ON 29 June the Dutch right-wing coalition government collapsed. It was made up of the Christian-democrats (CDA) led by Prime Minister Jan Peter Balkenende, the right wing liberal party (VVD) and the so-called 'left-liberal' D66.
Ron Blom, Offensief (CWI, Netherlands)
This was the direct result of the crisis surrounding the withdrawal of VVD MP Hirsi Ali's passport by hardlline immigration minister Rita Verdonk back in May. (Hirsi Ali, a Muslim who was granted asylum in the Netherlands, arose to prominence over the last few years for her right-wing populist policies on immigrant issues and Islam.)
Following marathon discussions in parliament's lower house, the smallest of the three coalition government parties, the D66, after supporting a motion of censure (subsequently defeated) against Rita Verdonk, withdrew from the government.
At the moment, it seems there will be a CDA-VVD government, supported by the right populist 'List Pim Fortuyn' MPs until elections on 22 or 29 November.
The fall of the government was not just over Hirsi Ali but also resulted from the coalition's weak support in society. Though the government recently regained some support, due to economic recovery, there is still widespread hatred amongst the working class towards government policies of cut-backs and privatisations.
Large demonstrations and rolling strikes, over the last few years, against the biggest post-war cuts, showed the determined mood of the working class and drew together all sections of working people and the poor.
But the trade union leaders did not develop the struggle any further and step up industrial action, including general strikes, to force the government to back down.
A 'left coalition' government?
The union leaders hope for a good election result for the PvdA social democrats, and for the PvdA to form a coalition government with the Christian Democrats.
According to opinion polls, the Christian Democrats will lose eight seats, and the VVD, with its growing racist profile (Verdonk will be number two on the party's election slate), will gain one seat. The social democratic party (PvdA) stagnates in the polls but 'Green-Left' will grow from eight to eleven seats.
The left reformist Dutch Socialist Party is predicted to spectacularly increase its MPs from nine to 17.
For revolutionary socialists this means calling for a radical alternative and, at the same time, warning about illusions in a so-called 'left wing coalition' government, consisting of the PvdA, Green-Left and the SP (although an unlikely sceanrio).

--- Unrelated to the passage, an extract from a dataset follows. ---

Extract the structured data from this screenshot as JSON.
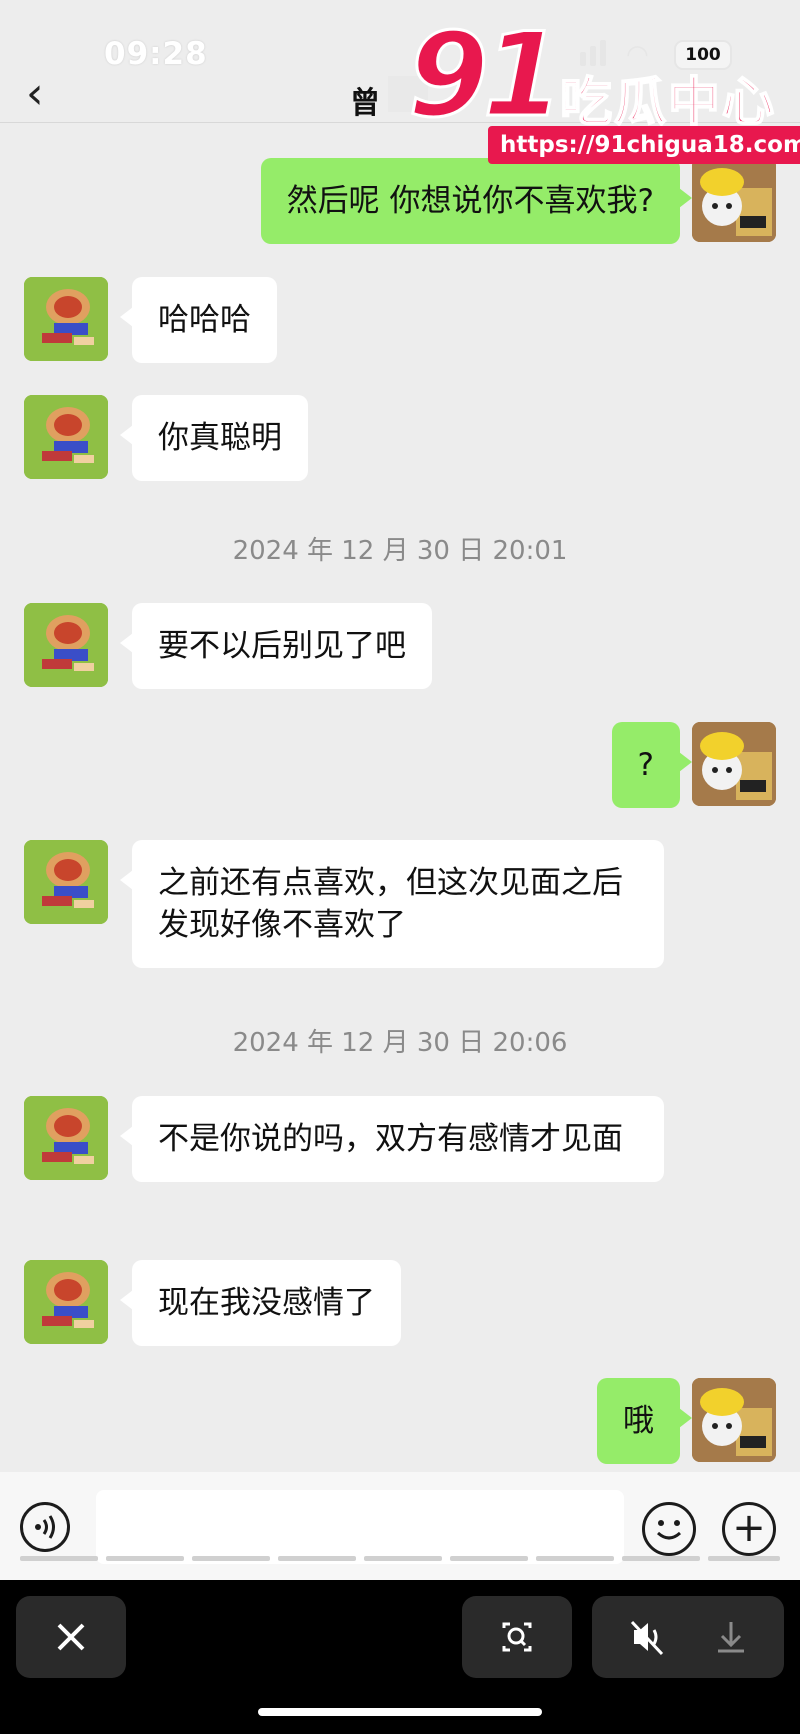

It is clear from remarks made by the leaders of these three parties that such a coalition government would not decisively break with the policies of privatisation, liberalisation and war that come with the logic of capitalism.
Rebuilding the workers' movement, on a socialist programme, remains of the outmost importance. This means transforming the unions, so that they are democratic, combative mass organisations representing the working class. It also means building a mass political voice for the Dutch working class, the poor and immigrants.
Offensief members (CWI in Netherlands) participate in the Socialist Party, which has wide support amongst workers. We call for it to adopt bold socialist policies and to pursue an independent working class line. Alongside developments outside the Socialist Party, this would create the basis for a new mass socialist alternative.
Full article on www.socialistworld.net
In The Socialist 13 July 2006:
Socialist Party NHS campaign
Youth and Education
Socialist Party campaigns
International socialist news and analysis
Socialist Party workplace news and analysis
Socialist Party feature
Socialist Party review
Socialist Party National committee report